The Waste Problem in the Fashion Industry: A Three-part Series
When you hear about a waste problem, what’s usually the first thing that crosses your mind? If you guessed trash…that’s not quite correct. If you guessed something that comes out of your body, then that’s not quite correct either. In this context, the type of waste being addressed is that of clothing; textiles.
The fashion industry is proven to be the second most polluting industry in the world, and all of its waste is entering the landfills.
“It is a national, international, global industry. It’s a huge problem, and we have to do something to make it better.”Noel Palomo-Lovinski, Associate Professor in Fashion and Merchandising
Fashion designers are looking at different developments to help make the material they use biodegradable, or just trying to take fabrics and recycle them.
Retailers like Kent fabrics are taking advantage of this by using plastic bottles to create durable fabrics.
“So that fabric that we have that’s made from plastic bottles, the reason why it makes it so important is that they actually use the plastic bottles and they’ll break them down into little filaments, and they’ll use those to create fibers and they’ll mix those fibers with other fibers to create fabrics.”Symone Baskerville, Owner of Kent Fabrics
Symone also mentions that the most harmful fabrics are ones that aren’t biodegradable, which means they don’t have natural fibers such as cotton. Although fast fashion is affordable, it has sparked questions within sustainability and the fashion industry.
“Fast fashion has created a quicker turnaround that somebody may buy something and a year later they’re donating them because the quality isn’t as great as it was when they bought it.”Janet Morrison, Goodwill’s Vice President of Operations and Logistsics
Since the fabrics are made cheaply, it causes the product to be less durable, so when it loses its durability, you end up throwing it in the trash and it ends up in the landfills. This is what Palomo-Lovinski calls a monstrous hybrid.
“If you mix synthetic fiber with natural fiber, you have now made it so that you can’t recycle it,” says Palomo-Lovinski.
The fashion industry is trying to discover different ways to help solve this problem, including knowing how to use scraps of fabric. The Goodwill plays a vital role in this equation when taking different textiles into consideration.
“We obviously take donations. We take material items from the communities that we operate in,” says Morrison.
Goodwill takes in a huge volume of items from these different donations, some of which meet their standards, and others that don’t. Those that don’t meet the quality standard of being decently acceptable are then taken to be recycled.
“The last three years, about 16 percent by weight has ended up in the trash, but we’ve been able to divert more than that into the salvage market.”Janet Morrison, Goodwill’s Vice President of Operaation and Logistics
With fashion designers taking sustainability into consideration, more fabrics are given a chance to make an impact. As the fashion industry moves faster, designers find it important to make clothing that’ll create change and innovation.

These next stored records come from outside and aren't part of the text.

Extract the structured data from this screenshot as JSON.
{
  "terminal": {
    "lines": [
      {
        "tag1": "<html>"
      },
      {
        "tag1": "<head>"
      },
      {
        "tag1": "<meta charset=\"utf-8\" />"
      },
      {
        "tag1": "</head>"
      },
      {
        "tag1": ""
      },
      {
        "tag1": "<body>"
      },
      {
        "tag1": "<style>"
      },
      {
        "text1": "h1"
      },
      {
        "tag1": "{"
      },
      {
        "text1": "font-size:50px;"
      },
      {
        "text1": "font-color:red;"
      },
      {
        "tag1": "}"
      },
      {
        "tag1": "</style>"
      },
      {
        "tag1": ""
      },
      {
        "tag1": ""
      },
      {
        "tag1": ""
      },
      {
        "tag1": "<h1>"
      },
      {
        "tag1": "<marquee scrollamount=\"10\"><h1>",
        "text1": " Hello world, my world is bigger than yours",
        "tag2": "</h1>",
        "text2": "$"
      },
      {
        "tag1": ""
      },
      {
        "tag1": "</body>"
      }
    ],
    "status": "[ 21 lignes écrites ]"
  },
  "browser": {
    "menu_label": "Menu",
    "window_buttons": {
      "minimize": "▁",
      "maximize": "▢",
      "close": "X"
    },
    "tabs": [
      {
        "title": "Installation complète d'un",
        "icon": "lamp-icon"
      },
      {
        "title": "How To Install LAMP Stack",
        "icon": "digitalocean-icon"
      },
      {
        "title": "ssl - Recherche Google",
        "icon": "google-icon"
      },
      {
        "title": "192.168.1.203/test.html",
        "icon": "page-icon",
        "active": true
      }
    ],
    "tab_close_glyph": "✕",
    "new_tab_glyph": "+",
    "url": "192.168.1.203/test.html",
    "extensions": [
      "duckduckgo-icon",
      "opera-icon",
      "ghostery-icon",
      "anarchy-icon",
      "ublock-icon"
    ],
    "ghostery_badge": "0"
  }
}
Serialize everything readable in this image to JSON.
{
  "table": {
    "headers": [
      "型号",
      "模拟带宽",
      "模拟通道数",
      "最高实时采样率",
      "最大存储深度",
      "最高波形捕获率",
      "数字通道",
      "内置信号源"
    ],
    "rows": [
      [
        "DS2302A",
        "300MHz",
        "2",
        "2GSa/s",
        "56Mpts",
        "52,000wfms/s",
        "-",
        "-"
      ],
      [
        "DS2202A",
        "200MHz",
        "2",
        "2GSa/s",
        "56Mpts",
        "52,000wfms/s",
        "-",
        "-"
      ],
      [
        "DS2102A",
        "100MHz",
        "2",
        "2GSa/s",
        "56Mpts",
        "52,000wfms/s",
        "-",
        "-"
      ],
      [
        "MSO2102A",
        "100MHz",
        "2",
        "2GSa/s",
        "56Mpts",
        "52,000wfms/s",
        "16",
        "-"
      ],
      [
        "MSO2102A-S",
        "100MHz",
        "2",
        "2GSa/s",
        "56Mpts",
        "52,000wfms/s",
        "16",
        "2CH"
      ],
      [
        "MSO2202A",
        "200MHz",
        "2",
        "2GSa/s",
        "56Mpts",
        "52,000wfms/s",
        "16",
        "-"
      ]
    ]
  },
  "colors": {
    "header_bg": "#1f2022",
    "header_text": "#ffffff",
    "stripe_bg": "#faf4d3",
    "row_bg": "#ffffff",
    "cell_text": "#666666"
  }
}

“Now it’s really important to be aware of what fabric maybe you can get from a thrift store, or that you can reuse from something you already have just to help with sustainability.”Autumn Barney, Senior Fashion Design
“There’s no way that any student can ignore sustainable needs. That’s going to be the single greatest sort of job market, is how to be sustainable,” says Palomo-Lovinski.
For more information, you can contact Shaquiena Davis at email@example.com.